Anonymous said...

Such syconphacy doesn't deserve comment.

The best response is to read the Cappadocians or Chrysostom on wealth.

Anonymous said...

Anonymous: AMEN!, AMEN!, and AMEN!

Emilie said...
This comment has been removed by the author.
sjgmore said...

When the federal government turns to the saints to learn how to govern, I'll gladly support the idea of basing fair taxation on what they have to say.

But so long as a secular government is basing taxation on arbitrary distinctions of "richness" designed to increase their own misspent revenues, I'm going to suggest that turning to Chrysostom for a political solution to our debt problems is backwards.

Just my two cents.

Fr. Benedict said...

Is it really necessary to go to Chrysostom?

But woe to you who are rich,
For you have your consolation.
Woe to you who are full,
For you shall hunger.
Woe to you who laugh now,
For you shall mourn and weep.

Assuredly I say to you that it is hard for a rich man to enter the kingdom of heaven. And again I say to you, it is easier for a camel to go through the eye of a needle than for a rich man to enter the kingdom of God.

Son, remember that in your lifetime you received your good things, and likewise Lazarus evil things; but now he is comforted and you are tormented.

That seems painfully, painfully clear to me.

The Anti-Gnostic said...

When the federal government turns to the saints to learn how to govern, I'll gladly support the idea of basing fair taxation on what they have to say.

I'll go further: net tax-paying Americans are financing an atheistic regime that is run by and for a criminal elite.

Anonymous said...

I'll go further: net tax-paying Americans are financing an atheistic regime that is run by and for a criminal elite.


I take it then, that the net tax paying americans are true, right believing worshippers under a vicious tyranny that was freely elected by a non tax paying public that is atheistic.

Stephen said...

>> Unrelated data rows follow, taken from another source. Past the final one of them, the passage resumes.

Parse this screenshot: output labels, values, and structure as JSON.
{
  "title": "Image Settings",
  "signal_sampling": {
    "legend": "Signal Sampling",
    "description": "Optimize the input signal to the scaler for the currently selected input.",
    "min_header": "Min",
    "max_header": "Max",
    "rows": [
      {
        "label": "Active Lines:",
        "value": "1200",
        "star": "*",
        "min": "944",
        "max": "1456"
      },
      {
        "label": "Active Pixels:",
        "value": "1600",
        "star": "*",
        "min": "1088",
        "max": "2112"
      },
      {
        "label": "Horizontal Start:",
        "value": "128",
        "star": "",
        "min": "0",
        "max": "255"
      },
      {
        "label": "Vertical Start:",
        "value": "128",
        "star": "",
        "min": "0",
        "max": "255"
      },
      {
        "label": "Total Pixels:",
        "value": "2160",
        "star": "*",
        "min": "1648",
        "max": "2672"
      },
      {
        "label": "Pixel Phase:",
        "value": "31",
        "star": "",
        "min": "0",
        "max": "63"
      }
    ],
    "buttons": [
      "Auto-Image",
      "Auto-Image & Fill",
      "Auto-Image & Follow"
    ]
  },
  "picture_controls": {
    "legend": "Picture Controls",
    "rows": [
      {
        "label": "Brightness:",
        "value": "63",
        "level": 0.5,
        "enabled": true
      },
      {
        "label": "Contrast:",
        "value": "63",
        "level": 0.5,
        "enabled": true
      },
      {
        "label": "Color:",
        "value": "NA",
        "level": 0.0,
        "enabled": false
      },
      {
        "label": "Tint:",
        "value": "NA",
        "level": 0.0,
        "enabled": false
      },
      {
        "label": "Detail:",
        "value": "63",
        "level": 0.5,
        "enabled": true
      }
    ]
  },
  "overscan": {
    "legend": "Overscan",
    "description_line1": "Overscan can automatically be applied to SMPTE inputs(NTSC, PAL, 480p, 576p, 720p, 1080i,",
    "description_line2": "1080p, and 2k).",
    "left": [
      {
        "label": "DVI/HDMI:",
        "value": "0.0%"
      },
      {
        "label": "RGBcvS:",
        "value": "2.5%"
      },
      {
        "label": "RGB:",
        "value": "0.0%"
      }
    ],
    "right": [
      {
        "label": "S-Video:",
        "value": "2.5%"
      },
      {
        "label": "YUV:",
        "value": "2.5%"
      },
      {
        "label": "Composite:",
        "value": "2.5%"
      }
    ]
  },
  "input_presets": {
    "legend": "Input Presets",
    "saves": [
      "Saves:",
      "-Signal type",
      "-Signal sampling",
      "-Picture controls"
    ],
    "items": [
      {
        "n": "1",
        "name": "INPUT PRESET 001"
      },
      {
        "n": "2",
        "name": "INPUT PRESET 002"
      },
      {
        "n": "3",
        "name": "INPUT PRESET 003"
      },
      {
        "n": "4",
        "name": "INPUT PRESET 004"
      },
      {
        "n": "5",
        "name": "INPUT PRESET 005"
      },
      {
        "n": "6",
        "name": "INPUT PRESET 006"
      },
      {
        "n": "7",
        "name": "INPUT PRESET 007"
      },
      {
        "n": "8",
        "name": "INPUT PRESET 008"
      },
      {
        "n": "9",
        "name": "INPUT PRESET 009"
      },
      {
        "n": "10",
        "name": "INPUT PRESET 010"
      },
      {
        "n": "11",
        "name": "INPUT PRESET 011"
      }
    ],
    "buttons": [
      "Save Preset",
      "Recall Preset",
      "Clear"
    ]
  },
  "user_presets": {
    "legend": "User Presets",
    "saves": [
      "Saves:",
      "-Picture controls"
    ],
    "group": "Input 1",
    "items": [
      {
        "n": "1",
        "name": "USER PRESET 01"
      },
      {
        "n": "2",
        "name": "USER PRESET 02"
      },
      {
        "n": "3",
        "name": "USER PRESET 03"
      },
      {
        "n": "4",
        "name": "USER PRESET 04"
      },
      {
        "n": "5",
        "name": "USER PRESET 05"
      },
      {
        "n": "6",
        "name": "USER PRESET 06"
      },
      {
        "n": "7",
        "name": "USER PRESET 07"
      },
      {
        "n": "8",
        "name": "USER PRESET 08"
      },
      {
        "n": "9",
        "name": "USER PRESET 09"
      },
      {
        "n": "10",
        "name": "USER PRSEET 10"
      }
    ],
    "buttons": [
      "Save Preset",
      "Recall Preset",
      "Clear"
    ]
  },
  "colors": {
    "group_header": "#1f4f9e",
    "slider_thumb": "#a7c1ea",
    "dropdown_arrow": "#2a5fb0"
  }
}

What is more moral? Hoarding one's wealth or redistributing someone else's? I'd say it is the mind of theChurch that the latter is more corrupting. You?

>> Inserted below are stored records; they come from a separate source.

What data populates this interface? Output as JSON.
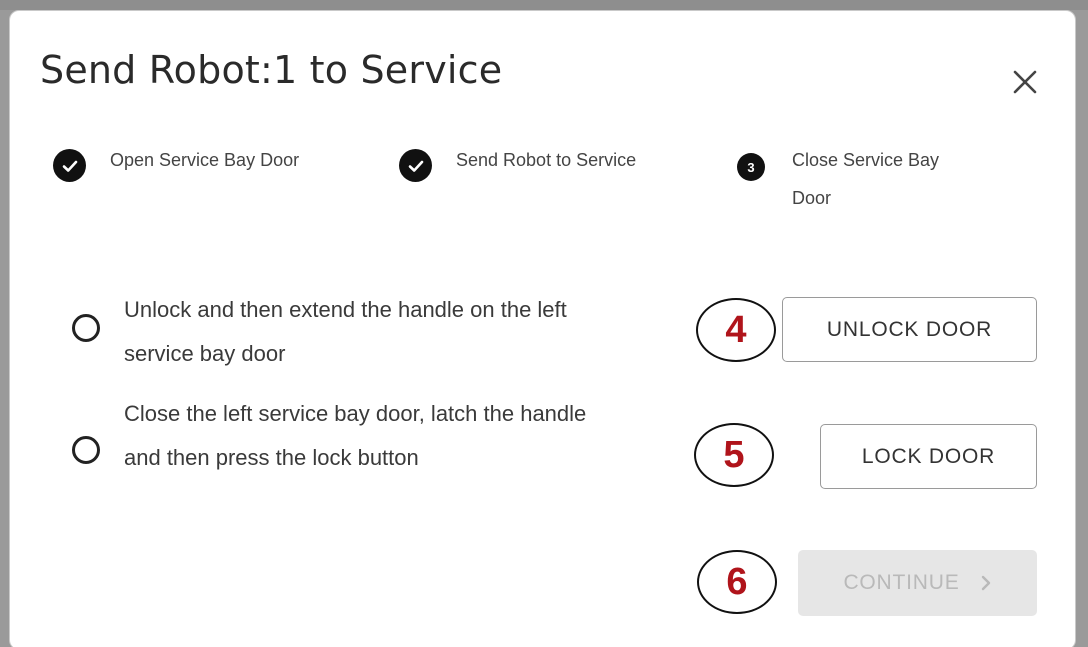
{
  "dialog": {
    "title": "Send Robot:1 to Service",
    "close_label": "×"
  },
  "steps": [
    {
      "status": "complete",
      "icon": "check-circle-icon",
      "label": "Open Service Bay Door"
    },
    {
      "status": "complete",
      "icon": "check-circle-icon",
      "label": "Send Robot to Service"
    },
    {
      "status": "current",
      "number": "3",
      "label": "Close Service Bay Door"
    }
  ],
  "tasks": [
    {
      "text": "Unlock and then extend the handle on the left service bay door",
      "checked": false
    },
    {
      "text": "Close the left service bay door, latch the handle and then press the lock button",
      "checked": false
    }
  ],
  "markers": [
    "4",
    "5",
    "6"
  ],
  "buttons": {
    "unlock": "UNLOCK DOOR",
    "lock": "LOCK DOOR",
    "continue": "CONTINUE",
    "continue_enabled": false
  },
  "colors": {
    "marker_text": "#b0141b",
    "step_badge": "#111111",
    "disabled_button_bg": "#e6e6e6",
    "disabled_button_text": "#b9b9b9"
  }
}
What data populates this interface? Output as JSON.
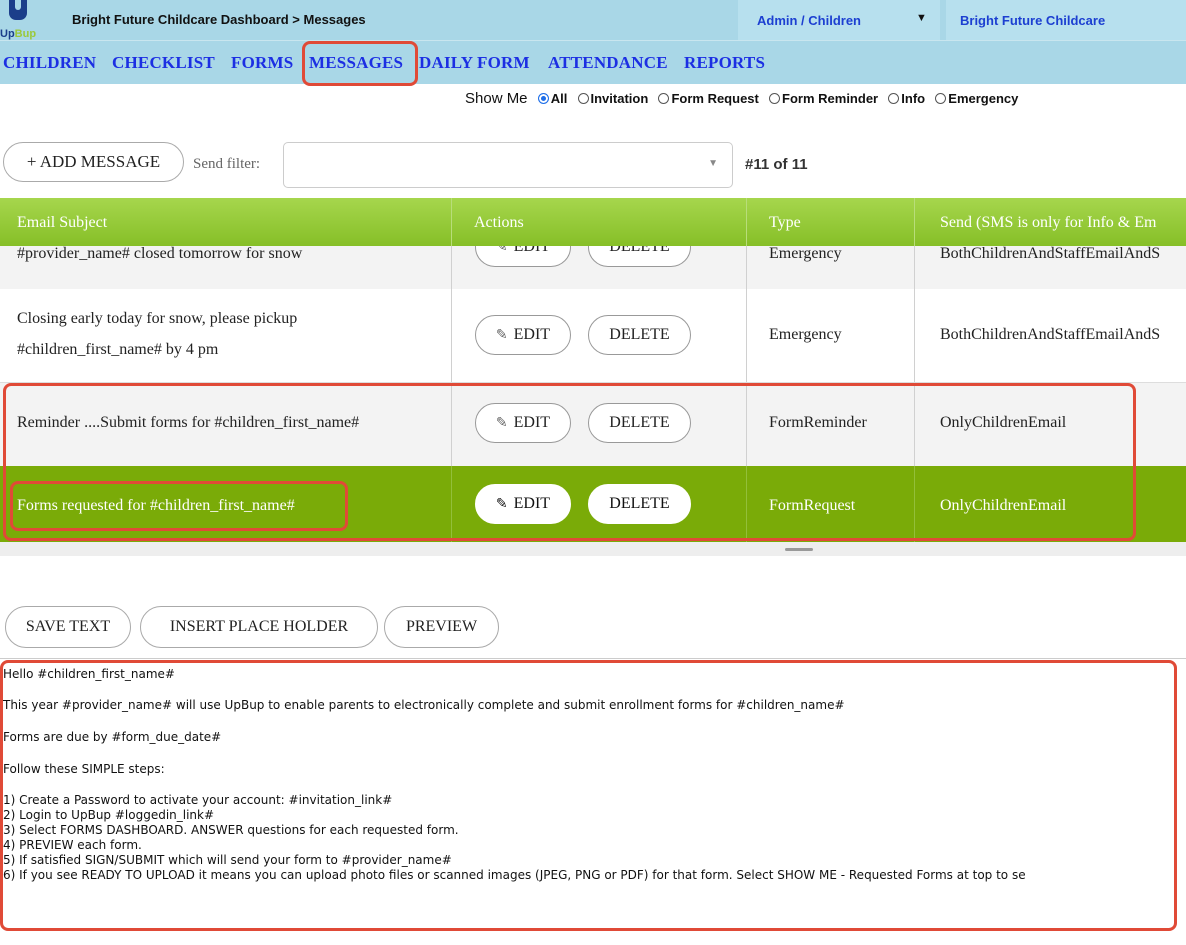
{
  "header": {
    "logo_text": "UpBup",
    "breadcrumb": "Bright Future Childcare Dashboard > Messages",
    "role_select": "Admin / Children",
    "provider_select": "Bright Future Childcare"
  },
  "nav": {
    "items": [
      "CHILDREN",
      "CHECKLIST",
      "FORMS",
      "MESSAGES",
      "DAILY FORM",
      "ATTENDANCE",
      "REPORTS"
    ],
    "active": "MESSAGES"
  },
  "filter_bar": {
    "label": "Show Me",
    "options": [
      "All",
      "Invitation",
      "Form Request",
      "Form Reminder",
      "Info",
      "Emergency"
    ],
    "selected": "All"
  },
  "toolbar": {
    "add_button": "+ ADD MESSAGE",
    "send_filter_label": "Send filter:",
    "send_filter_value": "",
    "count": "#11 of 11"
  },
  "table": {
    "columns": [
      "Email Subject",
      "Actions",
      "Type",
      "Send (SMS is only for Info & Em"
    ],
    "edit_label": "EDIT",
    "delete_label": "DELETE",
    "rows": [
      {
        "subject": "#provider_name# closed tomorrow for snow",
        "type": "Emergency",
        "send": "BothChildrenAndStaffEmailAndS"
      },
      {
        "subject_line1": "Closing early today for snow, please pickup",
        "subject_line2": "#children_first_name# by 4 pm",
        "type": "Emergency",
        "send": "BothChildrenAndStaffEmailAndS"
      },
      {
        "subject": "Reminder ....Submit forms for #children_first_name#",
        "type": "FormReminder",
        "send": "OnlyChildrenEmail"
      },
      {
        "subject": "Forms requested for #children_first_name#",
        "type": "FormRequest",
        "send": "OnlyChildrenEmail",
        "selected": true
      }
    ]
  },
  "editor_toolbar": {
    "save": "SAVE TEXT",
    "insert": "INSERT PLACE HOLDER",
    "preview": "PREVIEW"
  },
  "editor": {
    "lines": [
      "Hello #children_first_name#",
      "This year #provider_name# will use UpBup to enable parents to electronically complete and submit enrollment forms for #children_name#",
      "Forms are due by #form_due_date#",
      "Follow these SIMPLE steps:",
      "1) Create a Password to activate your account: #invitation_link#",
      "2) Login to UpBup #loggedin_link#",
      "3) Select FORMS DASHBOARD. ANSWER questions for each requested form.",
      "4) PREVIEW each form.",
      "5) If satisfied SIGN/SUBMIT which will send your form to #provider_name#",
      "6) If you see READY TO UPLOAD it means you can upload photo files or scanned images (JPEG, PNG or PDF) for that form. Select SHOW ME - Requested Forms at top to se"
    ]
  },
  "colors": {
    "header_bg": "#a9d7e7",
    "nav_link": "#1c2fe3",
    "table_header_green": "#8cc43a",
    "selected_row_green": "#7aab08",
    "highlight_red": "#e04a37"
  }
}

The Anti-Gnostic said...

Anon - it may be more accurate to say a plurality that presents insoluble public choice problems. But given the majority of Americans receive more in government services and transfer payments than they pay in taxes, I'm afraid you're correct.

Anonymous said...

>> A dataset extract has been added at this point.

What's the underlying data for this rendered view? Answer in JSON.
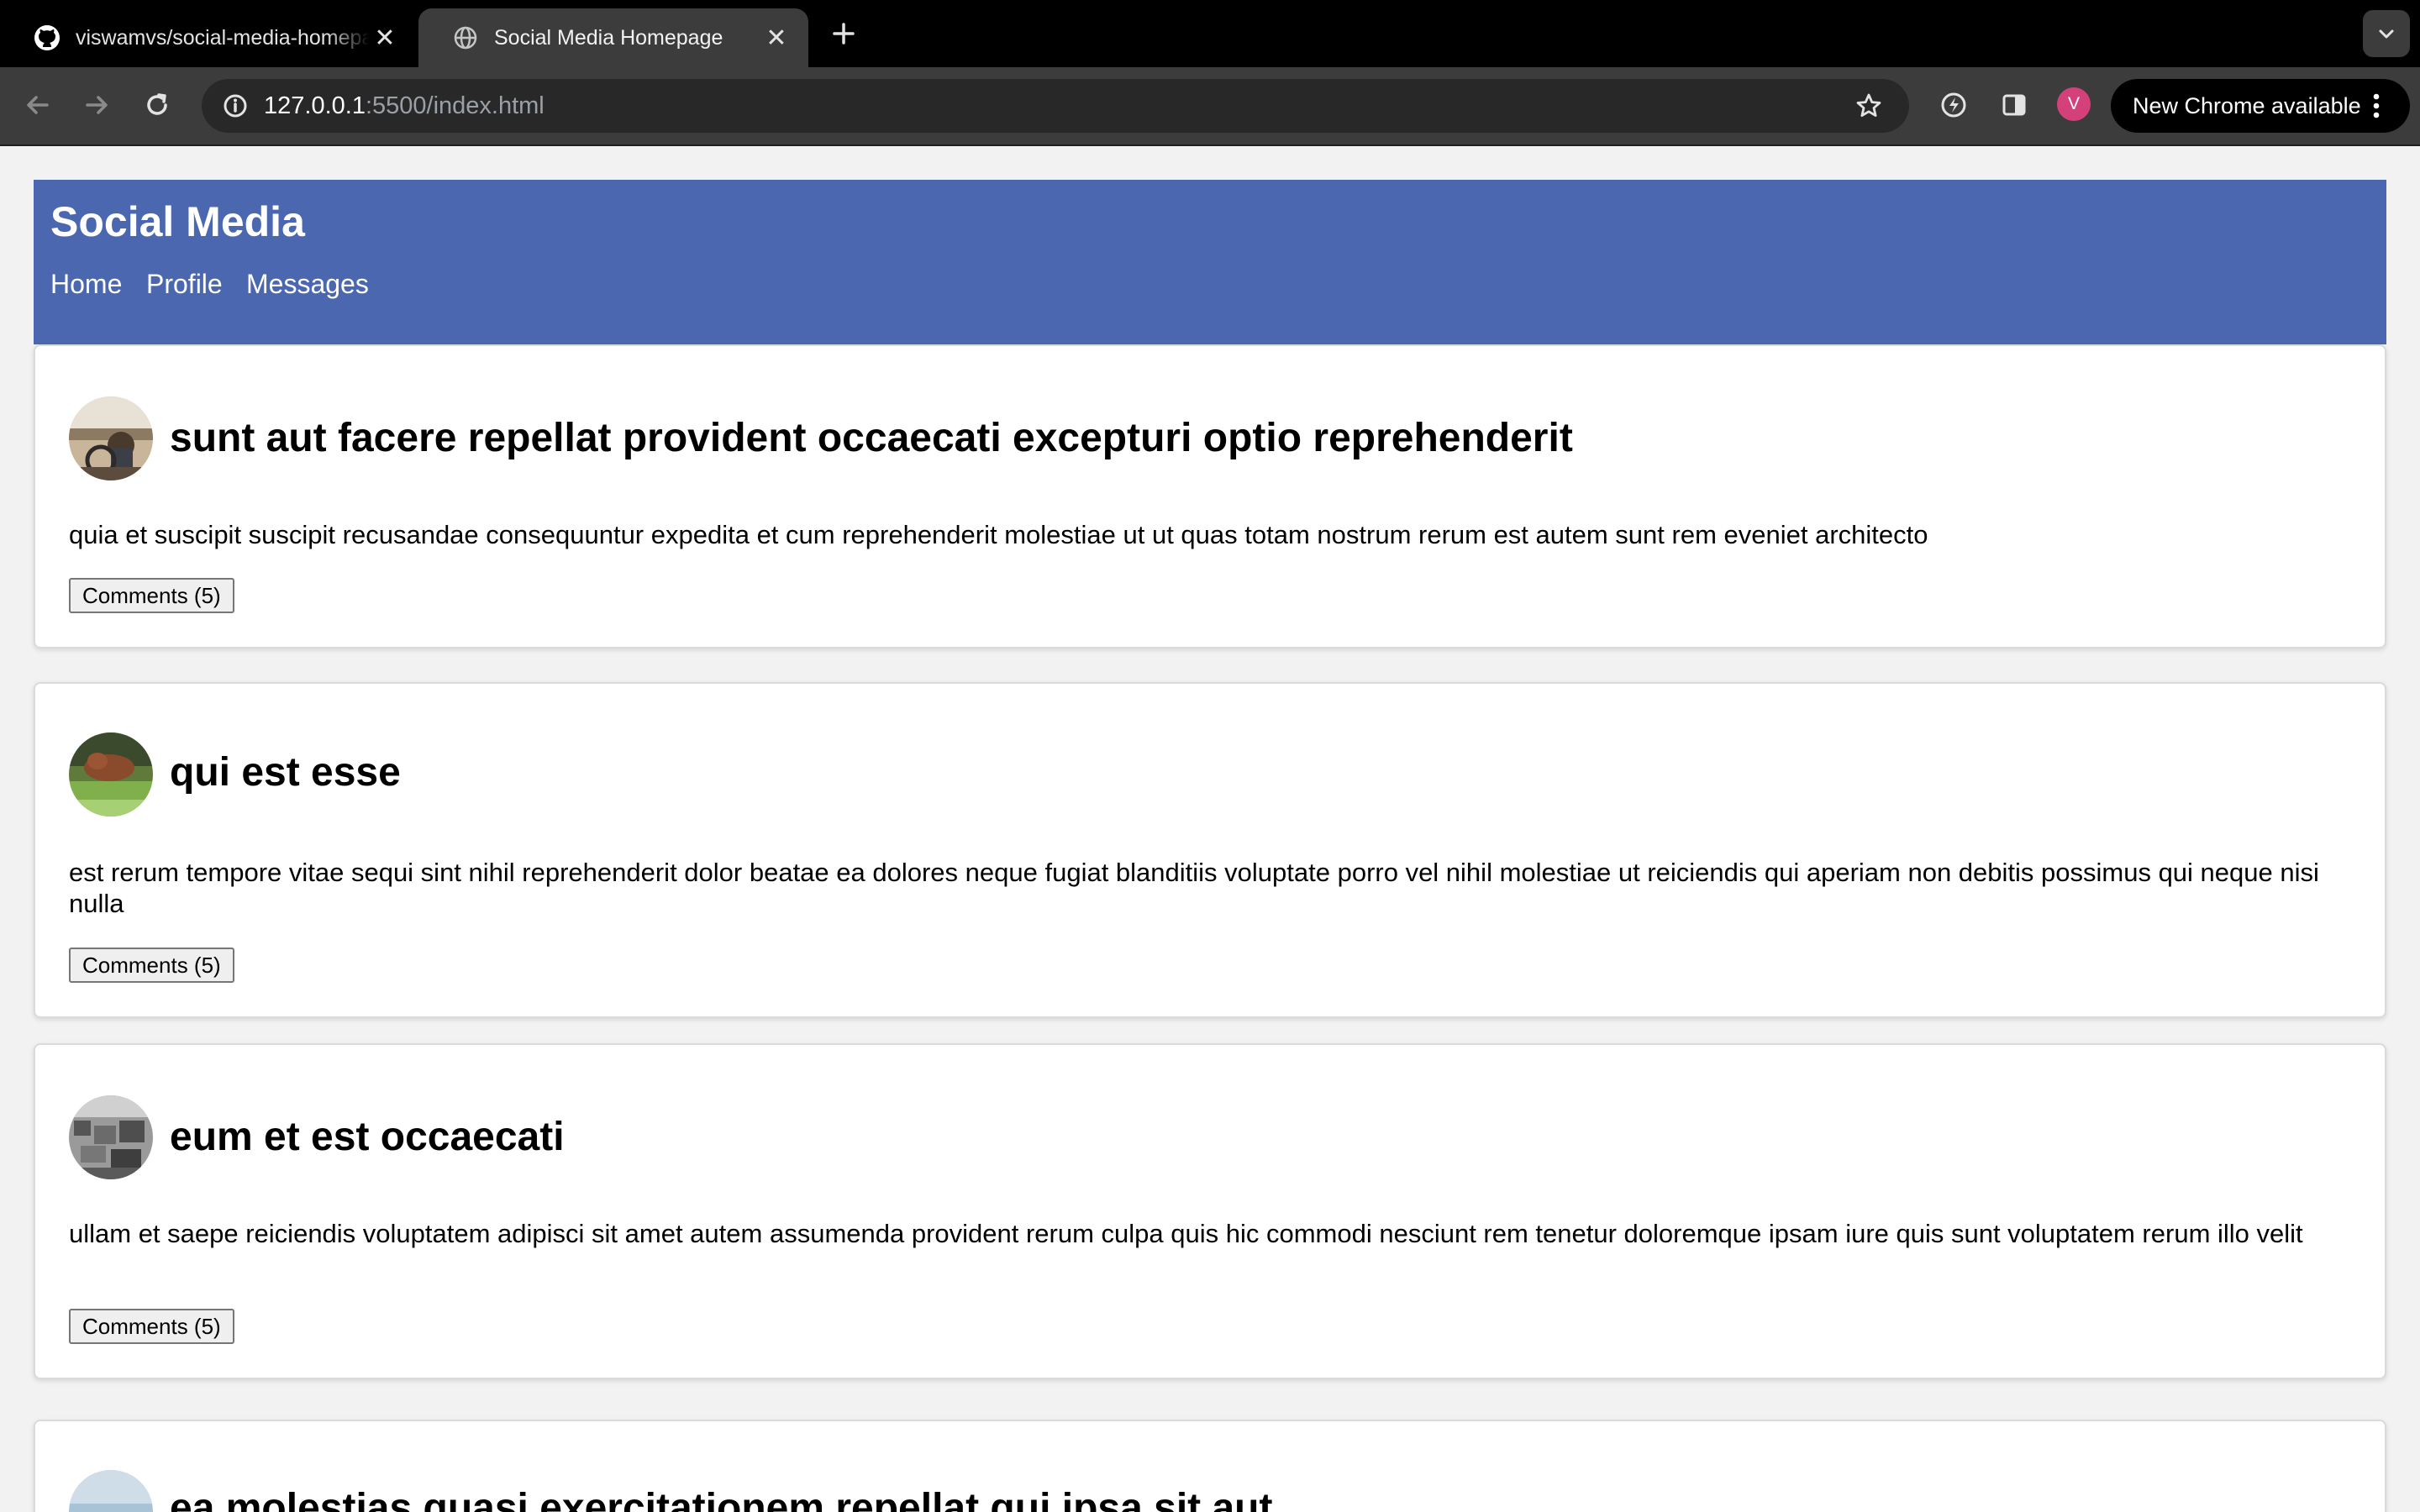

Hoarding one's wealth or redistributing someone else's? I'd say it is the mind of theChurch that the latter is more corrupting. You?

First, there's the fallacy that wealth is "one's own".

This is based on the peculiar notion that one has "created" one's wealth completely, ( I mean completely from the creation of matter, say gold, to the creation of a shovel and finding a location where gold is, to digging it up by oneself, to refining it, etc;etc;- get the drift?) and that one therefore owns it.

It's really just a subset of the notion that one's ego is one's self, one's personality...all by its lonesome.

Never mind the ancestors who made the present world, nor those around you who created, worked, struggled to make the conditions for you to have an education, obtain skills, use services, roads etc; ( get the drift again?).

"But given the majority of Americans receive more in government services and transfer payments than they pay in taxes, I'm afraid you're correct."

Same response.

It's amazing how selfishness, Randian-style, has infiltrated so deeply that it's considered to be normative.

Stephen said...

Anon,
In a fallen world, one can find many topics on which to grandstand and convey one's other-worldliness and erudition, including issues such as wealth and ownership. Us mortals on the ground, however, are left to deal with things as they are in our time and space, which means clear thinking in understanding a moral distinction between hoarding wealth and redistributing someone else's.

Anyone have a distinction? John?

Visibilium said...

I'm comfortable in amassing massive wealth within the parameters established by contemporary Church practice. As long as I've a competent priest, I don't need to interpret random quotations from the Bible or the Fathers.